Much like Simon Russell Beale (above), Mark Rylance is considered one of the ‘giants’ of British stage. Unlike Beale, Rylance has also enjoyed a formidable film career over the past ten years after being championed by such directors as Steven Speilberg—appearing back to back in films Bridge of Spies in 2015 and The BFG in 2016. Rylance has long been associated with the works of William Shakespeare, having appeared in numerous RSC and Shakespeare’s Globe productions throughout his career. But his best-known contribution to theatre is his critically acclaimed performance as Johnny Byron in Jez Butterworth’s Jerusalem ‘the best British play ever’. He has reprised the role four times since its writing, and it is difficult to think of the character separate from the actor and vice versa.

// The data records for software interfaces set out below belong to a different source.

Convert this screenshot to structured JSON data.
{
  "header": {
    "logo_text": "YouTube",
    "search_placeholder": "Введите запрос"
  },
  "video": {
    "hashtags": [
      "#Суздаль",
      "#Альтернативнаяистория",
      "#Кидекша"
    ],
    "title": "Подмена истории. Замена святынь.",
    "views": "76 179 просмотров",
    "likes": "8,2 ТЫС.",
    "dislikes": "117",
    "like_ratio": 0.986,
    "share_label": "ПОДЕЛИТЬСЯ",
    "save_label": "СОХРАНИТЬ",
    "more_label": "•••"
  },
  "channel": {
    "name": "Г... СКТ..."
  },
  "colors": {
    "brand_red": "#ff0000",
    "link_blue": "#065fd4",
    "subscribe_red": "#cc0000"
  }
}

Nathan Lane is a beloved screen actor, known for his instantly recognisable voice, as well as playing Rosencrantz in one of Shakespeare’s greatest film adaptations of Hamlet. In addition to his extensive film and television credits, Lane has worked tirelessly on stage for almost fifty years, winning three Tony Awards out of a shocking six nominations. Lane is often thought of as a comedy actor and a Broadway musical star; it’s important to recognise his more dramatic roles as well, such as his celebrated portrayal of Roy Cohn in the National Theatre production of Angels in America. The clip, below, is at times hilarious. But it’s never without the pathos and complexity that has long separated Lane from the pack. A peerless performer.
Andrew Scott’s version of Hamlet’s famous soliloquy (included below) went viral some years ago, at a time when most people knew him from his work as Jim Moriarty in the BBC’s Sherlock adaptation. For many, this extremely heartfelt, emotional rendition was a shock to the system—people everywhere seemed to ask who this incredible, intense performer was! (Yes, of course he’s the Hot Priest from Fleabag, but that was still two years away…) Scott has been delivering fine stage performances since his early twenties, when he left acting school to pursue a career in London. From the late 1990’s onwards, he has been working for some of the most prestigious companies in the world—rendering his performance as Hamlet in 2017 as a triumphant culmination more than an overnight success. Scott has a long and storied career ahead of him; we can only hope he’ll keep returning to the stage to bring us more of this intimacy and brilliance…